My Name Is Jack Mills by Juhana Leinonen

Most of the time I really enjoyed this game; at others, it drove me up the wall. On the good side: well written, interesting story and I found myself genuinely wanting to know what was going to happen next. On the bad side: guess the verb, guess the author’s mind and keep consulting the walkthrough because there’s no other way to progress.

I reached a standstill not long into the game after finding myself unable to get into a room via a window. Turned out I was using the wrong verb. When I tried SMASH and it didn’t work (I was told that violence wasn’t the answer to this one), I resorted to the walkthrough and was advised that instead I need to BREAK the window. Turns out violence was the answer after all. Not long after this, within half a dozen moves in fact, I ran into a standstill again. Sometimes examining items will reveal everything you need to know, other times you need to read them as well. After this, I found myself playing the game with the walkthrough open alongside it because it was a lot less frustrating that way. This pretty much meant that I didn’t enjoy the game as much as I might have done otherwise, but struggling with unhelpful guess the verb problems isn’t my idea of fun anyway.

Later on, I found myself unable to progress any further when someone got in the back seat of my car. I couldn’t speak to them, examine them or interact with them in any way. I also couldn’t drive away or get out of the car. The walkthrough clued me into the correct command but it’s hard to imagine people would have figured it out on their own. (As it happens, there’s another command you’ll probably try instead of the one listed in the walkthrough, but I didn’t discover this until after I’d already checked the walkthrough and exclaimed “And how the heck was I supposed to figure that out?”)

The game switches from past to present tense quite often and without any apparent reason.
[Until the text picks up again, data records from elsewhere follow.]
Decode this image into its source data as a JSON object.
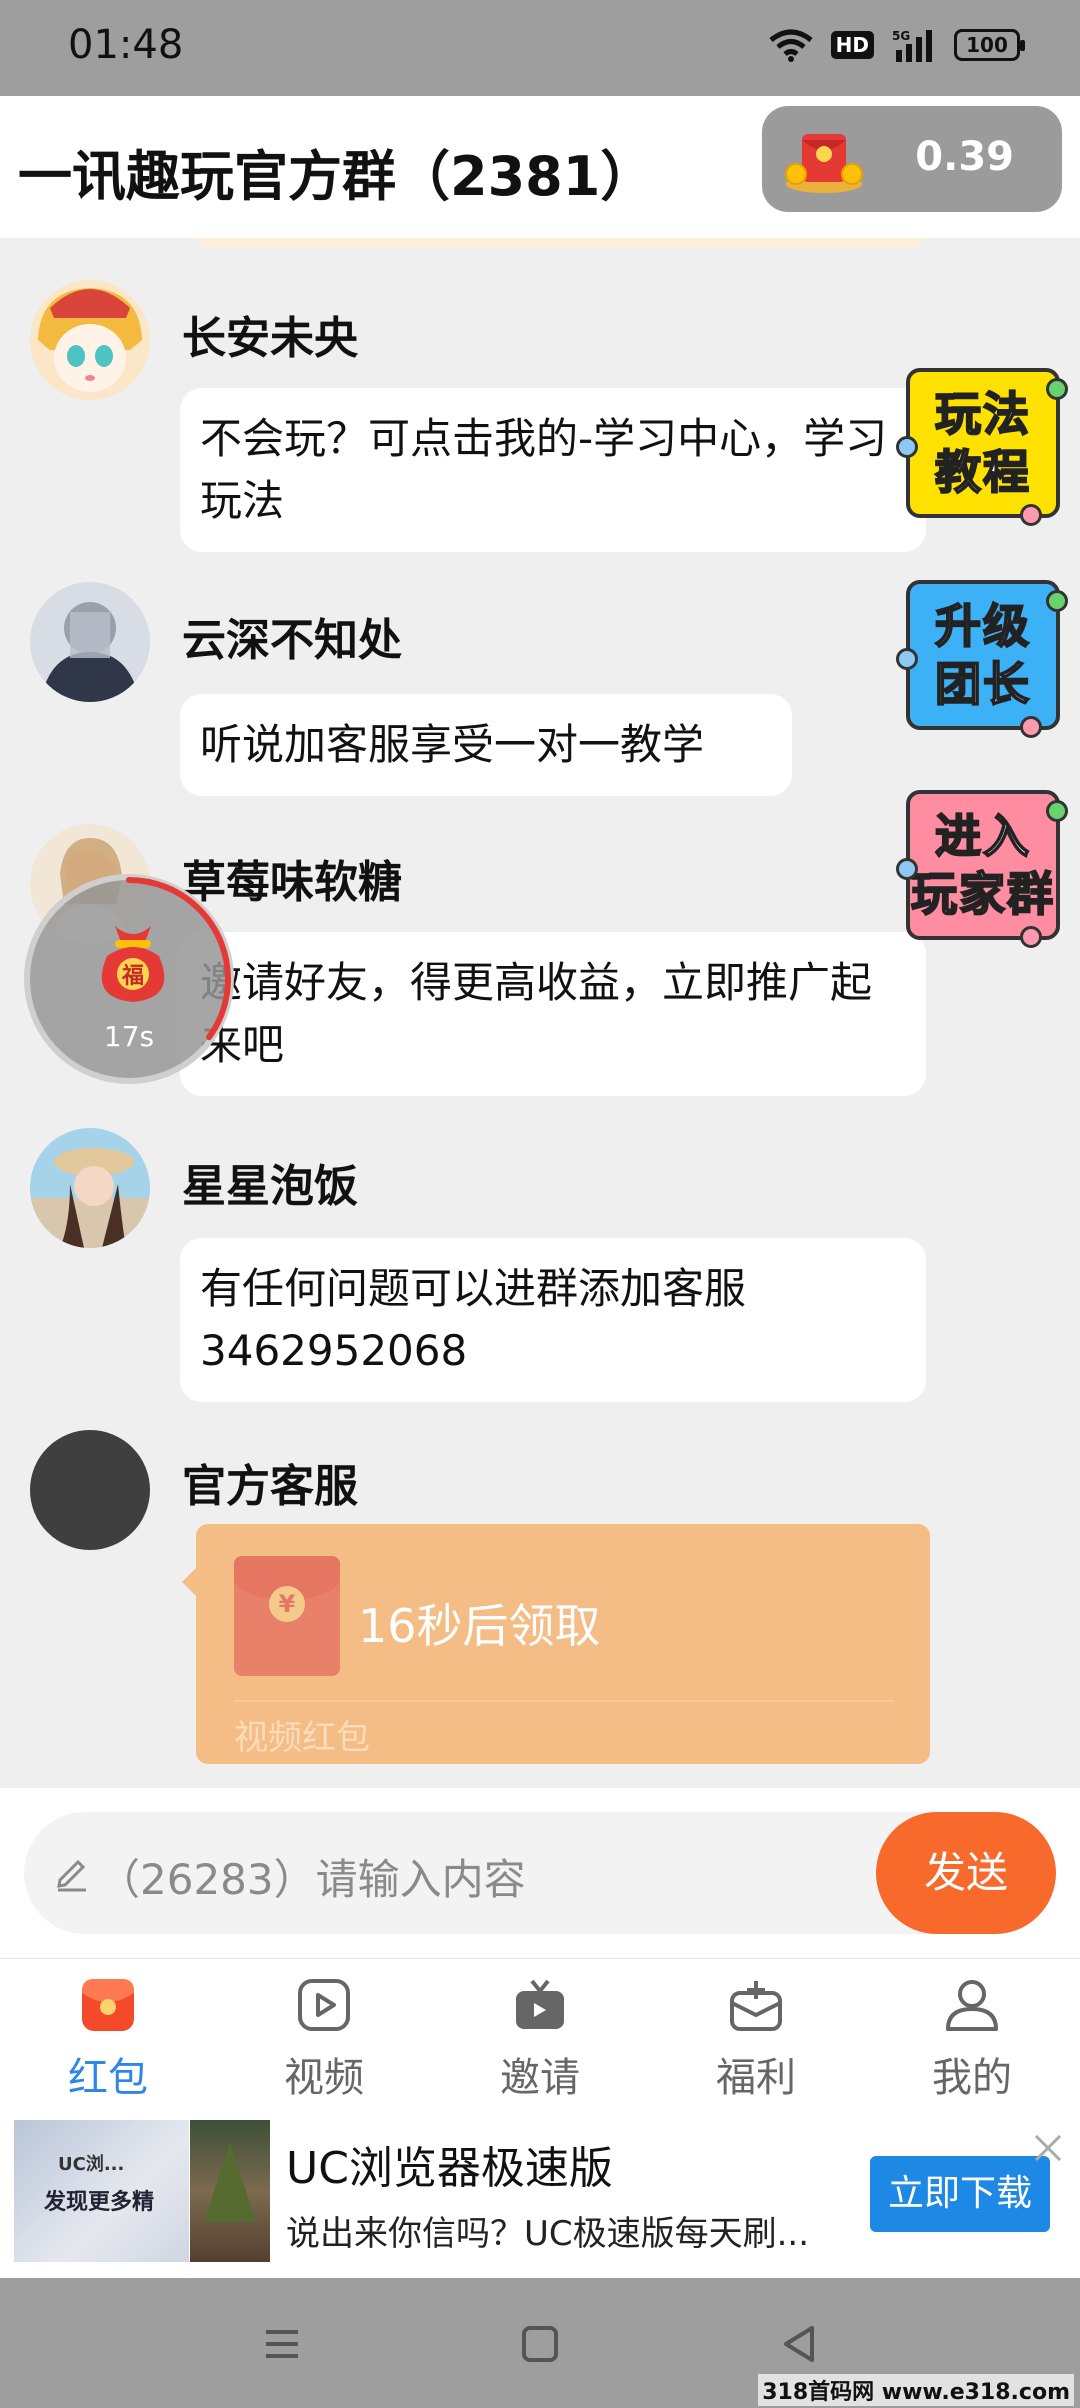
{
  "status_bar": {
    "time": "01:48",
    "battery": "100",
    "network": "5G",
    "hd": "HD"
  },
  "header": {
    "title": "一讯趣玩官方群（2381）",
    "balance": "0.39"
  },
  "messages": [
    {
      "sender": "长安未央",
      "text": "不会玩？可点击我的-学习中心，学习玩法"
    },
    {
      "sender": "云深不知处",
      "text": "听说加客服享受一对一教学"
    },
    {
      "sender": "草莓味软糖",
      "text": "邀请好友，得更高收益，立即推广起来吧"
    },
    {
      "sender": "星星泡饭",
      "text": "有任何问题可以进群添加客服3462952068"
    },
    {
      "sender": "官方客服",
      "red_packet": {
        "title": "16秒后领取",
        "label": "视频红包",
        "coin": "¥"
      }
    }
  ],
  "floating_timer": {
    "text": "17s",
    "bag_text": "福",
    "progress": 0.35
  },
  "side_badges": [
    {
      "line1": "玩法",
      "line2": "教程",
      "color": "#ffe100"
    },
    {
      "line1": "升级",
      "line2": "团长",
      "color": "#3db1f5"
    },
    {
      "line1": "进入",
      "line2": "玩家群",
      "color": "#ff8da1"
    }
  ],
  "input": {
    "placeholder": "（26283）请输入内容",
    "send_label": "发送"
  },
  "nav": [
    {
      "label": "红包",
      "icon": "red-envelope-icon",
      "active": true
    },
    {
      "label": "视频",
      "icon": "video-play-icon",
      "active": false
    },
    {
      "label": "邀请",
      "icon": "tv-icon",
      "active": false
    },
    {
      "label": "福利",
      "icon": "gift-box-icon",
      "active": false
    },
    {
      "label": "我的",
      "icon": "user-icon",
      "active": false
    }
  ],
  "ad": {
    "title": "UC浏览器极速版",
    "description": "说出来你信吗？UC极速版每天刷...",
    "button": "立即下载",
    "thumb_logo": "UC浏...",
    "thumb_text": "发现更多精"
  },
  "watermark": "318首码网 www.e318.com",
  "colors": {
    "accent": "#f86a2c",
    "nav_active": "#2e86e8",
    "red_packet": "#f4bd85"
  }
}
I can’t say I really cared for it. Past tense certainly is more atmospheric, which in one way was good, but as it also made the rest of the game seem a little bland by comparison, it definitely had its downsides as well. The constant switching between perspectives was a little jarring, too.

For the most part, my character’s motivations in the game never really made much sense. The basic storyline is that a friend of yours has been arrested and you’ve gone down to the police station to speak to him about it. While there, he tells you that someone has stolen an item from him and asks you to get it back. Which you agree to do on the spot. This involves breaking and entering at one point, posing as someone else at another (in a meeting with a man who comes across as the kind of person who has ‘organised crime’ written all over him) and then off you go to photograph this someone and his girlfriend at the behest of his wife. All kinda dodgy and underhanded behaviour and I found it a bit hard to swallow that my character would just go along with it without some kind of better explanation being given than ‘helping a friend out’.

I’m tempted to knock a few points off here and there for the hassles I had with guess the verb and confusing commands, but when I finished the game (90% of the commands towards the end were entered directly from the walkthrough and no real attempt was made to ‘solve’ the puzzles in the proper way), I found that, problems aside, I’d actually enjoyed it. So the rating of 7 out of 10 stands.

7 out of 10